“Do you love God more than you love sugar?” A small voice in my head asked.
I wavered, and was struck by the fact that I actually hesitated.
We all have our coping mechanisms in times of stress and pressure. For some, it could be a can of beer or a sweat-inducing workout after a long day; for others, it could be watching back-to-back episodes of a drama series or mindlessly surfing the Internet. For me, it has been—and still is—sugar.
It was during one extremely stressful season in my first year of university that sweet treats became my go-to therapy. I began to crave anything with sugar, from jam-filled biscuits to chocolate-coated ice cream. After a long day of classes, all I wanted to do was to sink my teeth into a glazed pastry or fudge brownie, and zone out in sugary bliss. Comfort eating became a means of distraction from the daily grind, a way to destress—and an excuse to push my pile of assignments aside. The last thing I wanted to do was to read the Bible or to pray.
Without knowing it, sugary foods had become my god. A god I automatically turned to in time of need; a god in which I found momentary comfort; a god that had replaced my one and only true God. It was when I realized I couldn’t answer that one simple question of whether I loved my heavenly Father more than sugar recently, that I knew that I needed to fast.
I began fasting from sugary foods right there and then for a month. During that period, I avoided all sugary treats, especially “trigger foods” that I’m particularly tempted to binge eat. This includes ice-cream with waffles (my favorite), cakes, cookies, pastries, chocolate . . . and the list goes on.
But day by day, I’m learning what it means to take hold of Christ’s enabling power, and it is only by his strength and grace that empowers me to carry out my fast (Philippians 2:12-13). What this means is that I avoid the dessert counter at buffets, politely decline proffered sugary snacks, and excuse myself from the dinner table when the cake comes out.
1. Fasting reminds me of the need to repent.

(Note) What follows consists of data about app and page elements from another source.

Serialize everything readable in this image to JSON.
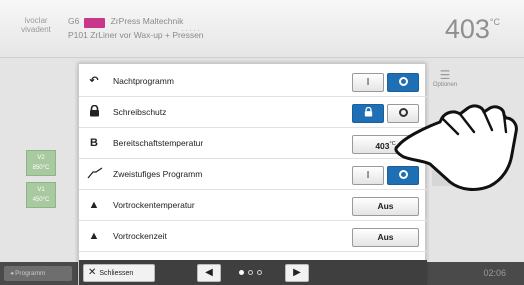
{
  "header": {
    "logo_line1": "ivoclar",
    "logo_line2": "vivadent",
    "program_code": "G6",
    "program_badge": "",
    "program_title": "ZrPress Maltechnik",
    "program_number": "P101",
    "program_subtitle": "ZrLiner vor Wax-up + Pressen",
    "temperature_value": "403",
    "temperature_unit": "°C"
  },
  "background": {
    "chip1_line1": "V2",
    "chip1_line2": "850°C",
    "chip2_line1": "V1",
    "chip2_line2": "450°C",
    "options_label": "Optionen",
    "program_button": "Programm",
    "time": "02:06"
  },
  "dialog": {
    "rows": [
      {
        "label": "Nachtprogramm",
        "icon": "night-program-icon",
        "control": "toggle",
        "on_label": "I",
        "state": "off"
      },
      {
        "label": "Schreibschutz",
        "icon": "lock-icon",
        "control": "toggle",
        "on_label": "lock",
        "state": "on"
      },
      {
        "label": "Bereitschaftstemperatur",
        "icon": "B",
        "control": "value",
        "value": "403",
        "unit": "°C"
      },
      {
        "label": "Zweistufiges Programm",
        "icon": "two-stage-icon",
        "control": "toggle",
        "on_label": "I",
        "state": "off"
      },
      {
        "label": "Vortrockentemperatur",
        "icon": "predry-temperature-icon",
        "control": "value",
        "value": "Aus"
      },
      {
        "label": "Vortrockenzeit",
        "icon": "predry-time-icon",
        "control": "value",
        "value": "Aus"
      }
    ],
    "close_label": "Schliessen",
    "page_count": 3,
    "current_page": 1
  },
  "colors": {
    "accent_blue": "#1f6fb4",
    "badge_magenta": "#c8378a",
    "footer_dark": "#3f3f3f"
  }
}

Fasting refers to the abstinence from food for a certain period of time. In biblical times, repentance was often accompanied by fasting. The Bible records different types of fasting, and the accounts of people in both the Old and New Testaments who fasted, including Moses, David, Paul, and Jesus (but not because He needed to repent).
I chose to fast because I need to repent for worshipping another god: my sugary treats (Philippians 3:19). Fasting is an outward expression of my inward repentance. It is a means of humbling myself, and of consecrating myself before God. It isn’t merely acknowledging I have sinned—as I have done many times before—but acting on it through a period of abstinence.
2. Fasting is a way of denying myself of worldly pleasures that have replaced the kingship of God in my life.
Initially, I started fasting to demonstrate to God and to myself that I truly wanted to seek Him above any sugary quick fix. Now, it has become a time of learning what it means to truly rely on Him in my time of need. I can no longer automatically turn to sweet treats, which I know would ultimately leave me emotionally and spiritually dissatisfied.
Make no mistake: in itself, eating is not a sin. But it can become a sin when it becomes a distraction, an addiction, or an idol. Though God gives us food for our nourishment and enjoyment, food can also take His place when we desire it more than our giver and sustainer Himself.
Over the past three weeks, I’ve found that fasting from sugary foods has helped me shift my spiritual disposition away from my mindless cravings, and towards Christ.
3. Fasting is a way to “taste and see that the Lord is good!” (Psalm 34:8)
American theologian John Piper writes, “Fasting is the hungry Christian handmaid of faith. Fasting is not a replacement for faith in Jesus. It is a servant of faith in Jesus.
“Fasting is a way of saying with our stomach and our whole body how much we need and want and trust Jesus. It is a way of saying that we are not going to be enslaved by food as the source of our satisfaction. We will use the renunciation of food from time to time to express that Jesus is better than food.”
For me, fasting is a means to sharpen my desire and appetite for feasting upon God’s ways and Word. It is a way to replace my excessive snacking on sweets with true spiritual nourishment. It is a means of crying out to God, “I want you God—more than the sugary treat in front of me, more than the moment of temporary satisfaction felt, more than the emotional craving fulfilled.”
Meditate on Your Motivations
If you’re struggling with a habitual sin, I encourage you to prayerfully consider fasting. At the same time, be careful of your motivations as you fast. The Bible tells us that our hearts are deceitful above all things (Jeremiah 17:9), so if it is not properly checked, fasting as a spiritual discipline can turn into a fleshly exercise of pride.
Fasting isn’t a way to earn God’s favor, to show off your willpower, nor to justify future sinning. Neither is it to punish yourself—something I personally have to be conscious about. Instead, fasting with a pure and sincere heart can be an earnest and humble expression of repenting, and honoring and glorifying God.